# [WHAT NEEDS TO BE DONE]
Exactly as they stand, write out all of the entries again.

# [RECORD SET]
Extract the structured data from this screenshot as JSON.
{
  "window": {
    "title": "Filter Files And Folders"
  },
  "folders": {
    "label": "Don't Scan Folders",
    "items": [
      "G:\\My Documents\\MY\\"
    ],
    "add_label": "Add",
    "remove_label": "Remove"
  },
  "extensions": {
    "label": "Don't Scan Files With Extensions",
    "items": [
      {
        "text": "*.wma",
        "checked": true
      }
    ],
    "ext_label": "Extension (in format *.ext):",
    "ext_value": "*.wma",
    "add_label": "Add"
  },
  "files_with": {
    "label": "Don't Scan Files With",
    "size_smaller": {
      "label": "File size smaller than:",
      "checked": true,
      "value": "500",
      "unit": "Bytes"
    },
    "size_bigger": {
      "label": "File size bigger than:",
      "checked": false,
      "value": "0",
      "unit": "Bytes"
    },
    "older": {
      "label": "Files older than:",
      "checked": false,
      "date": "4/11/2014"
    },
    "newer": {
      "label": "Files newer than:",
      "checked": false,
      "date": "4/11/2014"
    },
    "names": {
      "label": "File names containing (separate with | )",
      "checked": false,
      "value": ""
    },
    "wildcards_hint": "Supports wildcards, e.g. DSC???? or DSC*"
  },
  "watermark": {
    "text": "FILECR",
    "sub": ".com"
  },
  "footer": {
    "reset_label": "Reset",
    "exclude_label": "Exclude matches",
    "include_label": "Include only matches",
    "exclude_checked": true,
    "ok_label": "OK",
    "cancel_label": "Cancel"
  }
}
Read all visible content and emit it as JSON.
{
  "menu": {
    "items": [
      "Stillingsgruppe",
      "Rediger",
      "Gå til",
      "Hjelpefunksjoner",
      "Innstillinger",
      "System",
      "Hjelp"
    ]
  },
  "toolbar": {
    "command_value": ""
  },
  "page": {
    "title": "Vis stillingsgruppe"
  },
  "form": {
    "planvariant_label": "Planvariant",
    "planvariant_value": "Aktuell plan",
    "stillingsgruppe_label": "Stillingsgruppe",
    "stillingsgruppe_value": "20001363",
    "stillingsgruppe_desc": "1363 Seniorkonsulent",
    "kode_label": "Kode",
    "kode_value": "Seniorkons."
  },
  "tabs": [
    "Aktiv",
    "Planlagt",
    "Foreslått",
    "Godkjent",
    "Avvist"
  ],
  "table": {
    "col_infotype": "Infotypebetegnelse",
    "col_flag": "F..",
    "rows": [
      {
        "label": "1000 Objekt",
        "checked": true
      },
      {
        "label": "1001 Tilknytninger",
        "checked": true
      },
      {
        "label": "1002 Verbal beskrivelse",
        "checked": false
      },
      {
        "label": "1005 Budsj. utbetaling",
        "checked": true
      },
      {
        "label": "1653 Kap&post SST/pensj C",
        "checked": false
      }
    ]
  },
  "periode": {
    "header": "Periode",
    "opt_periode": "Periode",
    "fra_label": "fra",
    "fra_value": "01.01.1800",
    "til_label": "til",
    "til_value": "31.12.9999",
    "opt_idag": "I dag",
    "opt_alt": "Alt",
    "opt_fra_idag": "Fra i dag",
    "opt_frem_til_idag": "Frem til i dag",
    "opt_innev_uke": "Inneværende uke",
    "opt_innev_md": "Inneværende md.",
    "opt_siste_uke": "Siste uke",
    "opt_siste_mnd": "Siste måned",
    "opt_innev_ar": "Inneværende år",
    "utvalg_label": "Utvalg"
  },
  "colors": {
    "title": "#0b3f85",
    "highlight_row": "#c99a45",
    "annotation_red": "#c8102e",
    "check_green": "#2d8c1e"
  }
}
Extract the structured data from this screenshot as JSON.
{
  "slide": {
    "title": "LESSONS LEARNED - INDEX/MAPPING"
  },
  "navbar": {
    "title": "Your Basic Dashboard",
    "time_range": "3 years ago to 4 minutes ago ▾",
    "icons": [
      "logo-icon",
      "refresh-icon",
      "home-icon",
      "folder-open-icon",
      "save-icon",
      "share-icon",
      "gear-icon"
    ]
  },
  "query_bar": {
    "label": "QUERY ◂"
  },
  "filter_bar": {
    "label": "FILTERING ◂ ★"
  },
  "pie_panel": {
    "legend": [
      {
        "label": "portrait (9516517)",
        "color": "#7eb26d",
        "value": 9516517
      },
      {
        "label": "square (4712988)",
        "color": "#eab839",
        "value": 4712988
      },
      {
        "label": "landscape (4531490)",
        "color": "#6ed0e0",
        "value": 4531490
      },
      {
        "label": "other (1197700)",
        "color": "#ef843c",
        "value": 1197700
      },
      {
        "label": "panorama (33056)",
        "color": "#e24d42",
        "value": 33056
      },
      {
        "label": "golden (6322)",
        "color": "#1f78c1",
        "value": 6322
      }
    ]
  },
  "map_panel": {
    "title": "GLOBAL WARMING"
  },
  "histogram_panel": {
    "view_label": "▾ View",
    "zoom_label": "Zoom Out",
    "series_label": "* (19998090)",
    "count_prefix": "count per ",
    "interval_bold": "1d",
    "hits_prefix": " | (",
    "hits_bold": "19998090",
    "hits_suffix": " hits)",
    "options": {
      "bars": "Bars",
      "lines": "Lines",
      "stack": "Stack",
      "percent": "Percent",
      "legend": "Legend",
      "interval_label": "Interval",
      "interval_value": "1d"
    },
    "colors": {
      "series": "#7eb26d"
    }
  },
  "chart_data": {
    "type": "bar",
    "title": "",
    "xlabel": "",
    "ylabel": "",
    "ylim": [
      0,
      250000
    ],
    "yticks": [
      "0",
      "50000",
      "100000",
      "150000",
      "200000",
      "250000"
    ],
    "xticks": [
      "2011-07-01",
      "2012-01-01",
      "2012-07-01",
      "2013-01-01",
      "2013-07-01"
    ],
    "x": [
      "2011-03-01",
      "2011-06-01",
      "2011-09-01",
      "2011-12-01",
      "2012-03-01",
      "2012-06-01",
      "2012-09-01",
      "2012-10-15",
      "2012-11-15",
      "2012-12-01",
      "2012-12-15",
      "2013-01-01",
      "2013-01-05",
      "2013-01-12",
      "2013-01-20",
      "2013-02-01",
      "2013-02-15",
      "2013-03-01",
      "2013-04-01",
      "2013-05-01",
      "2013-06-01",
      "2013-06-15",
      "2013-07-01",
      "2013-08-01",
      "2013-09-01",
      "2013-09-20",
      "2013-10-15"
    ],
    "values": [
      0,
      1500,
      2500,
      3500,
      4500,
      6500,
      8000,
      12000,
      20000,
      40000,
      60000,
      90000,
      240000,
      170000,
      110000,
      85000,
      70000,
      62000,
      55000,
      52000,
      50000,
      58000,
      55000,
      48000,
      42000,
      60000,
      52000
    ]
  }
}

# [TASK ANSWER]
Extract the structured data from this screenshot as JSON.
{
  "window": {
    "title": "Filter Files And Folders"
  },
  "folders": {
    "label": "Don't Scan Folders",
    "items": [
      "G:\\My Documents\\MY\\"
    ],
    "add_label": "Add",
    "remove_label": "Remove"
  },
  "extensions": {
    "label": "Don't Scan Files With Extensions",
    "items": [
      {
        "text": "*.wma",
        "checked": true
      }
    ],
    "ext_label": "Extension (in format *.ext):",
    "ext_value": "*.wma",
    "add_label": "Add"
  },
  "files_with": {
    "label": "Don't Scan Files With",
    "size_smaller": {
      "label": "File size smaller than:",
      "checked": true,
      "value": "500",
      "unit": "Bytes"
    },
    "size_bigger": {
      "label": "File size bigger than:",
      "checked": false,
      "value": "0",
      "unit": "Bytes"
    },
    "older": {
      "label": "Files older than:",
      "checked": false,
      "date": "4/11/2014"
    },
    "newer": {
      "label": "Files newer than:",
      "checked": false,
      "date": "4/11/2014"
    },
    "names": {
      "label": "File names containing (separate with | )",
      "checked": false,
      "value": ""
    },
    "wildcards_hint": "Supports wildcards, e.g. DSC???? or DSC*"
  },
  "watermark": {
    "text": "FILECR",
    "sub": ".com"
  },
  "footer": {
    "reset_label": "Reset",
    "exclude_label": "Exclude matches",
    "include_label": "Include only matches",
    "exclude_checked": true,
    "ok_label": "OK",
    "cancel_label": "Cancel"
  }
}
Read all visible content and emit it as JSON.
{
  "menu": {
    "items": [
      "Stillingsgruppe",
      "Rediger",
      "Gå til",
      "Hjelpefunksjoner",
      "Innstillinger",
      "System",
      "Hjelp"
    ]
  },
  "toolbar": {
    "command_value": ""
  },
  "page": {
    "title": "Vis stillingsgruppe"
  },
  "form": {
    "planvariant_label": "Planvariant",
    "planvariant_value": "Aktuell plan",
    "stillingsgruppe_label": "Stillingsgruppe",
    "stillingsgruppe_value": "20001363",
    "stillingsgruppe_desc": "1363 Seniorkonsulent",
    "kode_label": "Kode",
    "kode_value": "Seniorkons."
  },
  "tabs": [
    "Aktiv",
    "Planlagt",
    "Foreslått",
    "Godkjent",
    "Avvist"
  ],
  "table": {
    "col_infotype": "Infotypebetegnelse",
    "col_flag": "F..",
    "rows": [
      {
        "label": "1000 Objekt",
        "checked": true
      },
      {
        "label": "1001 Tilknytninger",
        "checked": true
      },
      {
        "label": "1002 Verbal beskrivelse",
        "checked": false
      },
      {
        "label": "1005 Budsj. utbetaling",
        "checked": true
      },
      {
        "label": "1653 Kap&post SST/pensj C",
        "checked": false
      }
    ]
  },
  "periode": {
    "header": "Periode",
    "opt_periode": "Periode",
    "fra_label": "fra",
    "fra_value": "01.01.1800",
    "til_label": "til",
    "til_value": "31.12.9999",
    "opt_idag": "I dag",
    "opt_alt": "Alt",
    "opt_fra_idag": "Fra i dag",
    "opt_frem_til_idag": "Frem til i dag",
    "opt_innev_uke": "Inneværende uke",
    "opt_innev_md": "Inneværende md.",
    "opt_siste_uke": "Siste uke",
    "opt_siste_mnd": "Siste måned",
    "opt_innev_ar": "Inneværende år",
    "utvalg_label": "Utvalg"
  },
  "colors": {
    "title": "#0b3f85",
    "highlight_row": "#c99a45",
    "annotation_red": "#c8102e",
    "check_green": "#2d8c1e"
  }
}
Extract the structured data from this screenshot as JSON.
{
  "slide": {
    "title": "LESSONS LEARNED - INDEX/MAPPING"
  },
  "navbar": {
    "title": "Your Basic Dashboard",
    "time_range": "3 years ago to 4 minutes ago ▾",
    "icons": [
      "logo-icon",
      "refresh-icon",
      "home-icon",
      "folder-open-icon",
      "save-icon",
      "share-icon",
      "gear-icon"
    ]
  },
  "query_bar": {
    "label": "QUERY ◂"
  },
  "filter_bar": {
    "label": "FILTERING ◂ ★"
  },
  "pie_panel": {
    "legend": [
      {
        "label": "portrait (9516517)",
        "color": "#7eb26d",
        "value": 9516517
      },
      {
        "label": "square (4712988)",
        "color": "#eab839",
        "value": 4712988
      },
      {
        "label": "landscape (4531490)",
        "color": "#6ed0e0",
        "value": 4531490
      },
      {
        "label": "other (1197700)",
        "color": "#ef843c",
        "value": 1197700
      },
      {
        "label": "panorama (33056)",
        "color": "#e24d42",
        "value": 33056
      },
      {
        "label": "golden (6322)",
        "color": "#1f78c1",
        "value": 6322
      }
    ]
  },
  "map_panel": {
    "title": "GLOBAL WARMING"
  },
  "histogram_panel": {
    "view_label": "▾ View",
    "zoom_label": "Zoom Out",
    "series_label": "* (19998090)",
    "count_prefix": "count per ",
    "interval_bold": "1d",
    "hits_prefix": " | (",
    "hits_bold": "19998090",
    "hits_suffix": " hits)",
    "options": {
      "bars": "Bars",
      "lines": "Lines",
      "stack": "Stack",
      "percent": "Percent",
      "legend": "Legend",
      "interval_label": "Interval",
      "interval_value": "1d"
    },
    "colors": {
      "series": "#7eb26d"
    }
  },
  "chart_data": {
    "type": "bar",
    "title": "",
    "xlabel": "",
    "ylabel": "",
    "ylim": [
      0,
      250000
    ],
    "yticks": [
      "0",
      "50000",
      "100000",
      "150000",
      "200000",
      "250000"
    ],
    "xticks": [
      "2011-07-01",
      "2012-01-01",
      "2012-07-01",
      "2013-01-01",
      "2013-07-01"
    ],
    "x": [
      "2011-03-01",
      "2011-06-01",
      "2011-09-01",
      "2011-12-01",
      "2012-03-01",
      "2012-06-01",
      "2012-09-01",
      "2012-10-15",
      "2012-11-15",
      "2012-12-01",
      "2012-12-15",
      "2013-01-01",
      "2013-01-05",
      "2013-01-12",
      "2013-01-20",
      "2013-02-01",
      "2013-02-15",
      "2013-03-01",
      "2013-04-01",
      "2013-05-01",
      "2013-06-01",
      "2013-06-15",
      "2013-07-01",
      "2013-08-01",
      "2013-09-01",
      "2013-09-20",
      "2013-10-15"
    ],
    "values": [
      0,
      1500,
      2500,
      3500,
      4500,
      6500,
      8000,
      12000,
      20000,
      40000,
      60000,
      90000,
      240000,
      170000,
      110000,
      85000,
      70000,
      62000,
      55000,
      52000,
      50000,
      58000,
      55000,
      48000,
      42000,
      60000,
      52000
    ]
  }
}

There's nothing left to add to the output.